Write out the listing exactly as it is given.

+ + + +

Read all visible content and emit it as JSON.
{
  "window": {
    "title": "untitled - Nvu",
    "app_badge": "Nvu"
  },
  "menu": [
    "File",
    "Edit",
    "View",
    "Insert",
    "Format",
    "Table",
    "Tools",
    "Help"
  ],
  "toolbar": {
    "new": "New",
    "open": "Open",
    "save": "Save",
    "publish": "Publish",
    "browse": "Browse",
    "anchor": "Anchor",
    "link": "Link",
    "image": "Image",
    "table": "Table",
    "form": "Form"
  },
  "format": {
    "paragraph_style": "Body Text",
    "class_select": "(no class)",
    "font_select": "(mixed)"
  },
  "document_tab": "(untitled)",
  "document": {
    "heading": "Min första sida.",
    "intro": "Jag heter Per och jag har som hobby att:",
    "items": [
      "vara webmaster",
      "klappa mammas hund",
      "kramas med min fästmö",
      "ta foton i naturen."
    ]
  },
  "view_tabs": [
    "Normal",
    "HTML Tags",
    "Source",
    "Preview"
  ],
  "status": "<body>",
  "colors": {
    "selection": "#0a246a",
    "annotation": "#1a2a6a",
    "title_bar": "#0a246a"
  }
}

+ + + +

### EXPECTED ANSWER:
Read all visible content and emit it as JSON.
{
  "window": {
    "title": "untitled - Nvu",
    "app_badge": "Nvu"
  },
  "menu": [
    "File",
    "Edit",
    "View",
    "Insert",
    "Format",
    "Table",
    "Tools",
    "Help"
  ],
  "toolbar": {
    "new": "New",
    "open": "Open",
    "save": "Save",
    "publish": "Publish",
    "browse": "Browse",
    "anchor": "Anchor",
    "link": "Link",
    "image": "Image",
    "table": "Table",
    "form": "Form"
  },
  "format": {
    "paragraph_style": "Body Text",
    "class_select": "(no class)",
    "font_select": "(mixed)"
  },
  "document_tab": "(untitled)",
  "document": {
    "heading": "Min första sida.",
    "intro": "Jag heter Per och jag har som hobby att:",
    "items": [
      "vara webmaster",
      "klappa mammas hund",
      "kramas med min fästmö",
      "ta foton i naturen."
    ]
  },
  "view_tabs": [
    "Normal",
    "HTML Tags",
    "Source",
    "Preview"
  ],
  "status": "<body>",
  "colors": {
    "selection": "#0a246a",
    "annotation": "#1a2a6a",
    "title_bar": "#0a246a"
  }
}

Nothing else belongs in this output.